Most importantly, the overall goal is to improve patient outcomes. By having specialists in both fields appreciate that dermatologic manifestations of rheumatic diseases are a major component in the evaluation of such patients, patients benefit from a more cohesive approach to their care. Early detection of rheumatic diseases leads to better treatment outcomes, which in turn prevents irreversible damage and disability.
Campagna M., Castillo R., Mattessich S., Mandhadi R., Lu J. (2019). Impact of a combined dermatology–rheumatology clinic on management of autoimmune connective tissue disorders. Clinical and Experimental Dermatology
, 44(2), e24–e25. https://doi.org/10.1111/ced.13766
Firestein G. S., Gabriel S. E., Mcinnes I. B., O'dell J. R. (2017). Kelley and Firestein's textbook of rheumatology
. Elsevier. https://doi.org/10.1016/B978-0-323-31696-5.00070-X
Glazer A. M., Farberg A. S., Winkelmann R. R., Rigel D. S. (2017). Analysis of trends in geographic distribution and density of US dermatologists. JAMA Dermatology
, 153(4), 322. https://doi.org/10.1001/jamadermatol.2016.5411
He Y., Sawalha A. H. (2018). Drug-induced lupus erythematosus. Current Opinion in Rheumatology
, 30(5), 490–497. https://doi.org/10.1097/bor.0000000000000522
Kilian A., Upton L. A., Battafarano D. F., Monrad S. U. (2019). Workforce trends in rheumatology. Rheumatic Disease Clinics of North America
, 45(1), 13–26. https://doi.org/10.1016/j.rdc.2018.09.002
Koo S., Marty F. M., Baden L. R. (2010). Infectious complications associated with immunomodulating biologic agents. Infectious Disease Clinics of North America
, 24(2), 285–306. https://doi.org/10.1016/j.idc.2010.01.006
Kuhn A., Landmann A. (2014). The classification and diagnosis of cutaneous lupus erythematosus. Journal of Autoimmunity
, 48–49, 14–19. https://doi.org/10.1016/j.jaut.2014.01.021
Mariette X., Matucci-Cerinic M., Pavelka K., Taylor P., van Vollenhoven R., Heatley R., Walsh C., Lawson R., Reynolds A., Emery P. (2011). Malignancies associated with tumour necrosis factor inhibitors in registries and prospective observational studies: A systematic review and meta-analysis. Annals of the Rheumatic Diseases
, 70(11), 1895–1904. https://doi.org/10.1136/ard.2010.149419
Marzano A. V., Raimondo M. G., Berti E., Meroni P. L., Ingegnoli F. (2017). Cutaneous manifestations of ANCA-associated small vessels vasculitis. Clinical Reviews in Allergy & Immunology

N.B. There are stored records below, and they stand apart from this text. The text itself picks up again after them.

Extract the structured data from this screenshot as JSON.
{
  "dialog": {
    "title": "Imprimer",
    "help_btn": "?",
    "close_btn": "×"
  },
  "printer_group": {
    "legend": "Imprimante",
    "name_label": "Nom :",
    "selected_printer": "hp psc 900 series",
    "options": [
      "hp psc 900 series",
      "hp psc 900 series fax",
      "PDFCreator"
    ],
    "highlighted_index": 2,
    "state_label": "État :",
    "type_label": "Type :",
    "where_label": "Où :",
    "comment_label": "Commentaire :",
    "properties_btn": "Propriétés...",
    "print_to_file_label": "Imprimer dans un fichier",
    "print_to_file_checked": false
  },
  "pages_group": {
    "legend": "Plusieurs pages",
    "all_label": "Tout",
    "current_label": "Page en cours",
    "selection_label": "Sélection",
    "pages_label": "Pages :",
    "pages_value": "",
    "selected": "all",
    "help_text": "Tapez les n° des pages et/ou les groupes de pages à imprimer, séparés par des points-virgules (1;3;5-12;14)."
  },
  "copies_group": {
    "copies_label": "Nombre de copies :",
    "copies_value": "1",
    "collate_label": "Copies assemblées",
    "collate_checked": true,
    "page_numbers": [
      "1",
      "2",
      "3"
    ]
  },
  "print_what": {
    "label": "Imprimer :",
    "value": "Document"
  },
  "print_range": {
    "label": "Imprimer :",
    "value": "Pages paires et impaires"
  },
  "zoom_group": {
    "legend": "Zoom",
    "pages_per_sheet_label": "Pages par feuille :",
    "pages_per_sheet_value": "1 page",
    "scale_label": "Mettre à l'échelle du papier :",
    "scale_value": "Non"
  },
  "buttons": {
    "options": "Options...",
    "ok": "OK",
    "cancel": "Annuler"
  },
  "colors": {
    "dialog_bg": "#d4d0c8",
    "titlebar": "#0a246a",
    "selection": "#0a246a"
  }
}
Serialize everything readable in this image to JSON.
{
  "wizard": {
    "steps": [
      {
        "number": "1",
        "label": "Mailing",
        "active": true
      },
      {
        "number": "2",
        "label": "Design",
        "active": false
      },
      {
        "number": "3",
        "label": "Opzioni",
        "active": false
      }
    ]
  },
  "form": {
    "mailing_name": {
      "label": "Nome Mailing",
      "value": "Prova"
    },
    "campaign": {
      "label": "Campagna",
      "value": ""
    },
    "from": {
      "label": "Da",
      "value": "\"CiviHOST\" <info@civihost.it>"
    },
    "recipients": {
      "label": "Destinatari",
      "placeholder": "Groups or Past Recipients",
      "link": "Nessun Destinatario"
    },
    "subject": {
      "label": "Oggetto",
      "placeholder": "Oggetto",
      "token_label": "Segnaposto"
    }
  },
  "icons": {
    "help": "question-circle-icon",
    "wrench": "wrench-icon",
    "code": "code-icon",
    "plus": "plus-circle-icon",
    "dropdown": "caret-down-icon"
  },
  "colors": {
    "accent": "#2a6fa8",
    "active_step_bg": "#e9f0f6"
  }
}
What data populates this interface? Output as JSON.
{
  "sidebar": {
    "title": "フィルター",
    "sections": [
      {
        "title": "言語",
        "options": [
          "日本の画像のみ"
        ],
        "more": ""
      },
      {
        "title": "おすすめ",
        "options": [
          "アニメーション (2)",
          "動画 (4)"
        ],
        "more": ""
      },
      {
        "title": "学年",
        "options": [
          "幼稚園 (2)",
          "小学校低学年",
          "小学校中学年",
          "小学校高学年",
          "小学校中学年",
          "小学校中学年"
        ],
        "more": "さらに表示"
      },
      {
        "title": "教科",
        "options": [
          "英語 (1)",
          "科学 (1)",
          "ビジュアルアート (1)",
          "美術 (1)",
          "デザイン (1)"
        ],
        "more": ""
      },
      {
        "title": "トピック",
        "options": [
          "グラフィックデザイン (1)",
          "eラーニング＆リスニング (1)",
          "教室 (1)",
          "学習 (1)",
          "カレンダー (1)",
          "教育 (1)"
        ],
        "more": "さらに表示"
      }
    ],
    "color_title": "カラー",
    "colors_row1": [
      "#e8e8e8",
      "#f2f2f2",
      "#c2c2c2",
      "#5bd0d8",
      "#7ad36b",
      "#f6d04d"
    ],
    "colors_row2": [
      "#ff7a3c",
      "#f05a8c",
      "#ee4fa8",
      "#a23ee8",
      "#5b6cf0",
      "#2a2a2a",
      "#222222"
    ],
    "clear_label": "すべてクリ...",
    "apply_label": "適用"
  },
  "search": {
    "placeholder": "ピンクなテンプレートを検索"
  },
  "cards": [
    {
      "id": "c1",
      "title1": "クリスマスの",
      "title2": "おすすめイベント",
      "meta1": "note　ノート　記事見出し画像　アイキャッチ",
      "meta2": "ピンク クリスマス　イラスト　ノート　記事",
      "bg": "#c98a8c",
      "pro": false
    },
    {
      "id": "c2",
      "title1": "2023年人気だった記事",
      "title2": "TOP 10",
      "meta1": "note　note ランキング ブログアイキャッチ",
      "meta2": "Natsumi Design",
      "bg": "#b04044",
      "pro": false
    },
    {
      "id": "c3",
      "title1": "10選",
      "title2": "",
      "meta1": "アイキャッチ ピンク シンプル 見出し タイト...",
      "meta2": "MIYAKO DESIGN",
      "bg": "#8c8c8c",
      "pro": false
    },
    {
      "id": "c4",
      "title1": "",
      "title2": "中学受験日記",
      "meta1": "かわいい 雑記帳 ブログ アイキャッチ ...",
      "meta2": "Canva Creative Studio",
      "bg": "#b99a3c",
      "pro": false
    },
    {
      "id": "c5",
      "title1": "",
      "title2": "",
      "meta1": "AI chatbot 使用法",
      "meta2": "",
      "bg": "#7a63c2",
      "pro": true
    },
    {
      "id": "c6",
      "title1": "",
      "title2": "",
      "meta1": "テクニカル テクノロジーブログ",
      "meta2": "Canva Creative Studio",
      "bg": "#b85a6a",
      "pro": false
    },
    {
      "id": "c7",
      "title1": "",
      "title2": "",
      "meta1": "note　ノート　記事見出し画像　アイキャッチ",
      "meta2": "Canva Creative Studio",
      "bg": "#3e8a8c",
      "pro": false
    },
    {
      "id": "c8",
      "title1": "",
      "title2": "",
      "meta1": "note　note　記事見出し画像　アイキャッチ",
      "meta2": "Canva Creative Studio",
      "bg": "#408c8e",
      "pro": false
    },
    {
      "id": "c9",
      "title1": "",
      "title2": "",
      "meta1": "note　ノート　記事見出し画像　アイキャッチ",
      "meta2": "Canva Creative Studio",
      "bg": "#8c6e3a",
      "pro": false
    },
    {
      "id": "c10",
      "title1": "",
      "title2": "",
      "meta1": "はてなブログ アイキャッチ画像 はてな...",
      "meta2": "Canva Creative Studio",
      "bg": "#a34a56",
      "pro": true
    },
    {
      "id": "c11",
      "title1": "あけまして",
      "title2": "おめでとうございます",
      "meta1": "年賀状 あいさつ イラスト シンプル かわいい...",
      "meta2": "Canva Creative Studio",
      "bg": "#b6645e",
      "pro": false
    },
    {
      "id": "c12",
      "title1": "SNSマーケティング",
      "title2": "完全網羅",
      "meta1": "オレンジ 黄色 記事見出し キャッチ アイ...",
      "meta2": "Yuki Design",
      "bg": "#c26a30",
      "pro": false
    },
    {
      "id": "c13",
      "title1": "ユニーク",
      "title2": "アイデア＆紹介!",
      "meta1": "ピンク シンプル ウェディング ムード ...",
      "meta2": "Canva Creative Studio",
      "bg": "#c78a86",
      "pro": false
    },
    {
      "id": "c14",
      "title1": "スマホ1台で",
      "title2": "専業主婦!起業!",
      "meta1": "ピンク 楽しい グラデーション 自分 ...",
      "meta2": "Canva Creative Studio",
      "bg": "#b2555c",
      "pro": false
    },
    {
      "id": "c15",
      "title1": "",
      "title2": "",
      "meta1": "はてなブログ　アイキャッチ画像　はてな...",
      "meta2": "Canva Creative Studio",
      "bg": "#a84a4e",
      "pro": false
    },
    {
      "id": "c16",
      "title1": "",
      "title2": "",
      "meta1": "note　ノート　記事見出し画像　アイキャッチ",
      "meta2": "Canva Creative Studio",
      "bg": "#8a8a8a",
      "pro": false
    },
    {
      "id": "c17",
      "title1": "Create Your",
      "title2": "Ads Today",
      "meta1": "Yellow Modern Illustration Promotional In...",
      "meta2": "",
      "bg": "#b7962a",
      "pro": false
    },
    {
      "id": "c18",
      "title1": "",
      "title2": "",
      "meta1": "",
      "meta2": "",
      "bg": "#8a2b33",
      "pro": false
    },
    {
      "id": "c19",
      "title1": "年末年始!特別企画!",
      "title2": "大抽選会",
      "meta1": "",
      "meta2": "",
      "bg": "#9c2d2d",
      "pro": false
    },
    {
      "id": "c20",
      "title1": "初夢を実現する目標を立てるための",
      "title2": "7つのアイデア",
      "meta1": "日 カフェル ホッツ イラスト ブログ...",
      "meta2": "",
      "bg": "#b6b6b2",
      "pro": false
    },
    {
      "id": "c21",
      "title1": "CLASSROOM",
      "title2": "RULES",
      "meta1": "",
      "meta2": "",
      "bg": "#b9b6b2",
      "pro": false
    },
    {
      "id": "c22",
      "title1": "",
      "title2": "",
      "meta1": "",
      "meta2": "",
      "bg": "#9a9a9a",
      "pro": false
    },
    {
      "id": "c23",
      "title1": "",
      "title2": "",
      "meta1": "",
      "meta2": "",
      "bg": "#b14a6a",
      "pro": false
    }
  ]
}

, 53(3), 428–438. https://doi.org/10.1007/s12016-017-8616-5
Sanchez M., Haimovic A., Prystowsky S. (2015). Sarcoidosis. Dermatologic Clinics
, 33(3), 389–416. https://doi.org/10.1016/j.det.2015.03.006